Last week a humbling episode reminded me of something really important about success in B2E sales. This is a direct sales business. Voice to voice, face to face, rep to administrator direct sales. You must dirty your hands with the real business of selling. I found success this week by not only getting my hands dirty but my shoes—actually my entire outfit!
I was on the road last week, trying to get a beachhead with a large and difficult to crack school district. I have been prospecting the district at all levels but have thus far turned up only one little scheduled appointment with a K-8 building principal. Knowing this is how most of my best district sales have begun, I hit the road and got ready to dazzle her. The meeting couldn’t have started better. After a nice volley establishing their needs, pain points and discovering they are a perfect fit for us, I launched my demo. Curve ball — the internet was down and I was getting no cell service bars. It was a perfect weather day so rather than go to the fallback slide deck, we agreed to venture outdoors for a stronger signal.

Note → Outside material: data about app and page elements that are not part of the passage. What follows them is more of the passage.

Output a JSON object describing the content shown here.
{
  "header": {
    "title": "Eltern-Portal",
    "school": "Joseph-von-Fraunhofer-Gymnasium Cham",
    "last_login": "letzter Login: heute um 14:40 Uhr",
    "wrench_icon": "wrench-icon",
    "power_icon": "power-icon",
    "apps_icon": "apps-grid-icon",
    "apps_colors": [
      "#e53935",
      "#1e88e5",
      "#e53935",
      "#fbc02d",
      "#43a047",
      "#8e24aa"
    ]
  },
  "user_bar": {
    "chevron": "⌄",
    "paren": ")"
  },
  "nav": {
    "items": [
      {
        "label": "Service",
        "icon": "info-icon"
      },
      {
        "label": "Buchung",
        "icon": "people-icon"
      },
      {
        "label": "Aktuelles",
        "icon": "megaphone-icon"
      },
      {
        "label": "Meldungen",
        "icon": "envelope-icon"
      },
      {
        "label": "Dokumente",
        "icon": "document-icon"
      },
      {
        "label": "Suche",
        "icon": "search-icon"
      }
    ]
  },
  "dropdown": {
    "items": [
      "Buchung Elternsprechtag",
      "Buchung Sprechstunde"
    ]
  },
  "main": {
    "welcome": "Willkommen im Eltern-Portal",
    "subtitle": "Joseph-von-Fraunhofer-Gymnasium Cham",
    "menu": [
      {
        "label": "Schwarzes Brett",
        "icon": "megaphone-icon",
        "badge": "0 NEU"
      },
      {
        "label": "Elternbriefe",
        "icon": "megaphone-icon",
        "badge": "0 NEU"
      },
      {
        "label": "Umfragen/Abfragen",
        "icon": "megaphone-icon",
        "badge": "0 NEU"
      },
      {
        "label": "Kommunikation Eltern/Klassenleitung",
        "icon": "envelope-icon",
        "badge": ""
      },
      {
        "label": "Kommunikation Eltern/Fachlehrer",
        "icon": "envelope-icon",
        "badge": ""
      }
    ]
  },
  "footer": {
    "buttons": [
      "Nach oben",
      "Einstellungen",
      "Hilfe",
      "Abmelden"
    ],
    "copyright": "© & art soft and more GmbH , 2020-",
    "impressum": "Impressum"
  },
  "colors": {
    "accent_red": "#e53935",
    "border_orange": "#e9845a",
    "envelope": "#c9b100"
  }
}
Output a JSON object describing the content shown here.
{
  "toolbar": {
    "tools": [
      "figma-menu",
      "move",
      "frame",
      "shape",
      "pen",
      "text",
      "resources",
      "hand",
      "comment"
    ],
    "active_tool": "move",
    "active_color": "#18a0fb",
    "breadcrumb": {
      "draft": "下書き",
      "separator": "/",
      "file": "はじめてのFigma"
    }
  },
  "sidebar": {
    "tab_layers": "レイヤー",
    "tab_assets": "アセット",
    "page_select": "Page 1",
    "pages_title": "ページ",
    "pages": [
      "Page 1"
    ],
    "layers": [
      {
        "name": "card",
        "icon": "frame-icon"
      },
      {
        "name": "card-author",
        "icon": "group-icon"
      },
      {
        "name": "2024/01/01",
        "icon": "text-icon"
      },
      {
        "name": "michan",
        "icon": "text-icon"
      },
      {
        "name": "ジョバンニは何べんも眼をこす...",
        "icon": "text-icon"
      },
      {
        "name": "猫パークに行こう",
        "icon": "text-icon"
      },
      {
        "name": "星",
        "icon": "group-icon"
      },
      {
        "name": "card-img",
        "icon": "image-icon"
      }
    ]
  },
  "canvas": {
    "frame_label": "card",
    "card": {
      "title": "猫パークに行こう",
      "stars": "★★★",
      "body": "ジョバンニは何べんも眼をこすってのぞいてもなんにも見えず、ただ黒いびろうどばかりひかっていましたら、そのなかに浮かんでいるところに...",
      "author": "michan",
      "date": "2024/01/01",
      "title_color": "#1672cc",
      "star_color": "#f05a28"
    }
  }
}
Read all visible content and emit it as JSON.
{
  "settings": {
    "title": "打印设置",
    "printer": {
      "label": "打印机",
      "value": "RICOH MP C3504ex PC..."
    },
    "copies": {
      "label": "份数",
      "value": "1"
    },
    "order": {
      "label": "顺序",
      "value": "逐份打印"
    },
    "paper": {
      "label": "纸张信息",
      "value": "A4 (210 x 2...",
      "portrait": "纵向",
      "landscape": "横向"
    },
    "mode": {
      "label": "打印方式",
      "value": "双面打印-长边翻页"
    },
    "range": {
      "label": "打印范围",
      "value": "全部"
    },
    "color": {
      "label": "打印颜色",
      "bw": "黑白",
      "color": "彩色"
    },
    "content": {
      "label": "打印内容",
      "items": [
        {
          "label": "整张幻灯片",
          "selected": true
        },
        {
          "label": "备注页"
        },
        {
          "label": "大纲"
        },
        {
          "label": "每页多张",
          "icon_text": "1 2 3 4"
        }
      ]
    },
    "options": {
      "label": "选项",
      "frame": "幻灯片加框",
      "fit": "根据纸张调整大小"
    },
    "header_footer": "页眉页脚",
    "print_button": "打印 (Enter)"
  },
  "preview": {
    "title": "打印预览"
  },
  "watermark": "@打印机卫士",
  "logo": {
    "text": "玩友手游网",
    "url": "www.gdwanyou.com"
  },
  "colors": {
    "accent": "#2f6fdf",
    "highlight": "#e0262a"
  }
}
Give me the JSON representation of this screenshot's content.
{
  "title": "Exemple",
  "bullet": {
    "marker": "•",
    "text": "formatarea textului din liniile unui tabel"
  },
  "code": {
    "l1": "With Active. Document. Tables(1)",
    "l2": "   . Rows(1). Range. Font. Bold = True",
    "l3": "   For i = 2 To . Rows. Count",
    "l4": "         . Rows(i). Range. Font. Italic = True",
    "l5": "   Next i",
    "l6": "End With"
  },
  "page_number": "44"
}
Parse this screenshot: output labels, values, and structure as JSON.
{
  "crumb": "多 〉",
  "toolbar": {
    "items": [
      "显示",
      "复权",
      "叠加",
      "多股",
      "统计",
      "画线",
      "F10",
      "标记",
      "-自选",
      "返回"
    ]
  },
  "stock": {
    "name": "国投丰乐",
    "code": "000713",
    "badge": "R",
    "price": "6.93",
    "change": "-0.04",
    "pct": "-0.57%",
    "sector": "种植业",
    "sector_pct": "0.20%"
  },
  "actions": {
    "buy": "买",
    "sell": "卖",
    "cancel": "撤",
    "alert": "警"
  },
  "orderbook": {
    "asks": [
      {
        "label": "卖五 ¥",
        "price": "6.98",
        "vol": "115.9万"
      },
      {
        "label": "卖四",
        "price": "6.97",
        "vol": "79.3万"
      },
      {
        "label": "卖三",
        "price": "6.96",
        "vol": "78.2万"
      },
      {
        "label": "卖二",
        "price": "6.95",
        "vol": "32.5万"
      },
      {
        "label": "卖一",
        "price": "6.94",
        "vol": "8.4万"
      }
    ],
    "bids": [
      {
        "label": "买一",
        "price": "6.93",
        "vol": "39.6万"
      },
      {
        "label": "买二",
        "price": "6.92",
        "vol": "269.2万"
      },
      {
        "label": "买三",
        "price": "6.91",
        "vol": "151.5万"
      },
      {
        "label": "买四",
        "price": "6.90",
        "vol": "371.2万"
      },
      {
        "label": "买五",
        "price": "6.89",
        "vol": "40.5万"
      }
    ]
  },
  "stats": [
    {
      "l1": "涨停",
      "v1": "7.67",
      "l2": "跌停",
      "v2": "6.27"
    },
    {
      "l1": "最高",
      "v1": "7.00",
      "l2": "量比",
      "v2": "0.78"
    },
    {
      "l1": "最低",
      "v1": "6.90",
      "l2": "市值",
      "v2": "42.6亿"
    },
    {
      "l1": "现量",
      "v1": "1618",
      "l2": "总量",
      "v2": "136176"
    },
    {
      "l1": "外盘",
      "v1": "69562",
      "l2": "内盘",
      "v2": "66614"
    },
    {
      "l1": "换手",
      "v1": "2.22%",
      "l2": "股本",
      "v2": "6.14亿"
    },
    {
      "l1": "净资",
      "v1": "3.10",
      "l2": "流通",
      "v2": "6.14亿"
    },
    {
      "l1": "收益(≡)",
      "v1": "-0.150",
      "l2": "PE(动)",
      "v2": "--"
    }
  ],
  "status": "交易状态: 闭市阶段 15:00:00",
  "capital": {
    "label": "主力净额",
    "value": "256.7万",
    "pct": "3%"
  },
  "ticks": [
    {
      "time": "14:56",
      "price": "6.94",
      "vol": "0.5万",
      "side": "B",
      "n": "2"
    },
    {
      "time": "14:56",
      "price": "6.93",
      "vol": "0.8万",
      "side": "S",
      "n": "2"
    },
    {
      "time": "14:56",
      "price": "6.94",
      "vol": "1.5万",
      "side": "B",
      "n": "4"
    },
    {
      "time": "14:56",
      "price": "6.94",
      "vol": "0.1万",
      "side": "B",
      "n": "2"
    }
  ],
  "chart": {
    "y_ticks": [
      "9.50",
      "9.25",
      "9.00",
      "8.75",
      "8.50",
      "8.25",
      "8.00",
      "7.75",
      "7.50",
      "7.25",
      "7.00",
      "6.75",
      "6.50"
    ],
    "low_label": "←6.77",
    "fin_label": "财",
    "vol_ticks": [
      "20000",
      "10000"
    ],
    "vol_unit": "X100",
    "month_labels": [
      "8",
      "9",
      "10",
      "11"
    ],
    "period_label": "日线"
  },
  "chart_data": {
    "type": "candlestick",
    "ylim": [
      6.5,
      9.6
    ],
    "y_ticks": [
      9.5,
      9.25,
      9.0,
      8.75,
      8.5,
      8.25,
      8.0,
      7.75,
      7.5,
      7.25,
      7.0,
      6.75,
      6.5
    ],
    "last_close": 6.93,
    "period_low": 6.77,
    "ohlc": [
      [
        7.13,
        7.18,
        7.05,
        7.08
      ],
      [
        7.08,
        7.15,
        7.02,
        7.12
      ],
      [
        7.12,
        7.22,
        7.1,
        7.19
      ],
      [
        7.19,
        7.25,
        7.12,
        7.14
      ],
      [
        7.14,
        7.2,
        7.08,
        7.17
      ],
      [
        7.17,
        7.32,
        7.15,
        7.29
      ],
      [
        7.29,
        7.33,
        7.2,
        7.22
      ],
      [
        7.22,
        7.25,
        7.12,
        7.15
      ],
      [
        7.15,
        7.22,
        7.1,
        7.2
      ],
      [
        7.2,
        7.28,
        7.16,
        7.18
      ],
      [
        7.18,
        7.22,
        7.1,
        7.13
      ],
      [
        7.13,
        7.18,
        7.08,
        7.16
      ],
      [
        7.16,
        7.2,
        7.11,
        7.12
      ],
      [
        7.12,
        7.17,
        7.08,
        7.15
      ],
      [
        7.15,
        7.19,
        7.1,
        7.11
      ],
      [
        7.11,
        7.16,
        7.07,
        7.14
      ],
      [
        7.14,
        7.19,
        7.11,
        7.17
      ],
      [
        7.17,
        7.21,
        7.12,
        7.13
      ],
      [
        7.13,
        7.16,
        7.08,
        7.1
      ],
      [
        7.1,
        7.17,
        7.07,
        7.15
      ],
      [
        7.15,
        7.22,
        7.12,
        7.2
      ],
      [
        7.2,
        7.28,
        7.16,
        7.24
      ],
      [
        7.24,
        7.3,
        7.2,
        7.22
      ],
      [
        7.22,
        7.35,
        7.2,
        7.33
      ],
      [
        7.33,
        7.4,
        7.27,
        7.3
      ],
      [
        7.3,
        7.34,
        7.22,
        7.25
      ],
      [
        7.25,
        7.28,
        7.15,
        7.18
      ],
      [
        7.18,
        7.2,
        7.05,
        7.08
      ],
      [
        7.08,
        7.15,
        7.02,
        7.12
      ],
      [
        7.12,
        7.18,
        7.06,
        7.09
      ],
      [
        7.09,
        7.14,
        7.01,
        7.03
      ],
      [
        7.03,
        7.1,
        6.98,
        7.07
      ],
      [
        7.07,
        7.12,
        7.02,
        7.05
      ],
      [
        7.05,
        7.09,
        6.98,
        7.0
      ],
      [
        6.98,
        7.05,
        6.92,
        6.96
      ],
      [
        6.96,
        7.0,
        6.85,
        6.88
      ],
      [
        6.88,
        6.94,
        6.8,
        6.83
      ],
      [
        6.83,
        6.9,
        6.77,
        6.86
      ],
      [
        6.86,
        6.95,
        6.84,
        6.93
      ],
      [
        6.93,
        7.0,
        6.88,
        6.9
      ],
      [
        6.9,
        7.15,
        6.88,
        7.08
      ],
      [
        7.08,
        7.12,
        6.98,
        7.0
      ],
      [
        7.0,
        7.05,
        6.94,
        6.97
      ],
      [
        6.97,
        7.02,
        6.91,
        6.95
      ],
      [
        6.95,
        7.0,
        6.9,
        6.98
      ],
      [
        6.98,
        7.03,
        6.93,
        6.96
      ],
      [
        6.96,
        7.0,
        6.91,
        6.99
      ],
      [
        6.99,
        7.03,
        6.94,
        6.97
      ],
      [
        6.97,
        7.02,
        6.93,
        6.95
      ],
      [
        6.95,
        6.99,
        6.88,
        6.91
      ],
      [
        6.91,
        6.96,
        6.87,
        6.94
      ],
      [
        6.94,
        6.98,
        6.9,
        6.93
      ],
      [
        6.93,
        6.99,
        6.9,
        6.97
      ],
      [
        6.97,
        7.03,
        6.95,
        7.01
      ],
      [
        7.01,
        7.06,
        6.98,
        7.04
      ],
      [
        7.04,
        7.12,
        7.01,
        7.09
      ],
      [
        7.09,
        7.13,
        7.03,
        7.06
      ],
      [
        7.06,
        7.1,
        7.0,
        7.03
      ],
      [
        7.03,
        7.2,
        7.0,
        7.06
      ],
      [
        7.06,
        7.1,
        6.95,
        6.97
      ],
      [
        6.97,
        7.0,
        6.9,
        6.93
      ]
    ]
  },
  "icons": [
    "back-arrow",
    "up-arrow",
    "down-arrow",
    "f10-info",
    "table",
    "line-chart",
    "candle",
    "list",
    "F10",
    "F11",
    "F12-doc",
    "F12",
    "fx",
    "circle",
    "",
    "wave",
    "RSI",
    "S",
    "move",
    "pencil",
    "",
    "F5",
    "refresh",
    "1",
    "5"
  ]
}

She in casual attire, me in a suit and heels, we walked a wood-chipped path all the way to the playground benches. I lost the heel off one of my pumps somewhere past the monkey bars, but acted as if nothing happened. Except for a little difficulty with lighting, the demo went great and she was hooked. She envisioned a particular teacher would take on a first year pilot, so she led me back inside where she could trade places with the teacher. This (also sneakered) gal and I ventured outside, where she proceeded to stretch out on the wet grass under a shade tree. They live in a state which has very little good weather, so I’m just assuming they are using me for any chance to breathe fresh air. That or they were testing my resiliency like the prospective step mom in the “Freaky Friday” camping scene. Either way I am well up to the challenge, so down I semi-gracefully sit/kneel wondering if my jacket goes with any other pants I own as the best dry cleaner on the planet is not going to be able to save them. The teacher loved my product and the order was processing by the very next day.
Several morals to the story: 1) It’s essential to get on the map in large districts no matter what it takes. These “domino” accounts build a success story within that district’s walls, giving you leverage that competitors that are only knocking on the district office’s door cannot compete with. 2) No one should be “above” a small sale or doing field work. I’ve had a lot of success at all levels of B2E management, but I still have the patience and humility to sit in the mud for a $900 sale. This is how I help startups become your competition, so be careful about looking past small opportunities. 3) Winning sales is, quite literally in this case, about dirtying your hands. If you’re relying on Marketing or your website or a trade show booth to create opportunities for you, you’re under-serving your territory. You need to make calls, personal emails, stop in, get an introduction–splash through the mud if you must–to get face to face or voice to voice with prospects. The personal connection and your efforts to service a prospect no matter how odd the circumstance endears you to educators in ways that result in purchase orders.
It mystifies me how reps can spend the lion’s share of their day doing anything but direct sales activities, and then not understand why they are missing goal. They chat with their manager and with one another. They make product suggestions and look for trade shows to attend. They workup free trial concepts and discount plans. And somewhere around 4 pm they finally send out a few follow up emails to opportunities an ace rep would know are dead ends. This is not the roadmap to success.
A best practice to keep anyone on track is to try tracking your time on a timesheet. When I was a fresh college grad I joined a PR agency where all account executives kept a billing time sheet on our desk all week. Your goal is to bill 8 hours a day to clients, so you track your time in 15 minute increments. I know you likely all track your sales activities in a CRM, but it doesn’t give you the same view as a weekly look back at your week in time blocks. You don’t have to detail it out, just color in or X the 15 minute increments that were prospecting, holding new business meetings, or other direct sales work. Travel to and from a sales call gets marked with a “T.” Travel time is part of any field rep’s job but being efficient with it can really increase your productivity, hence commissions. Be honest with yourself about what percent of your time goes to beating the bushes and what percent is administrative or just floats away on research or chit chat. Increase that dirty work and you’ll increase those sales!
A few hours from a time log: template: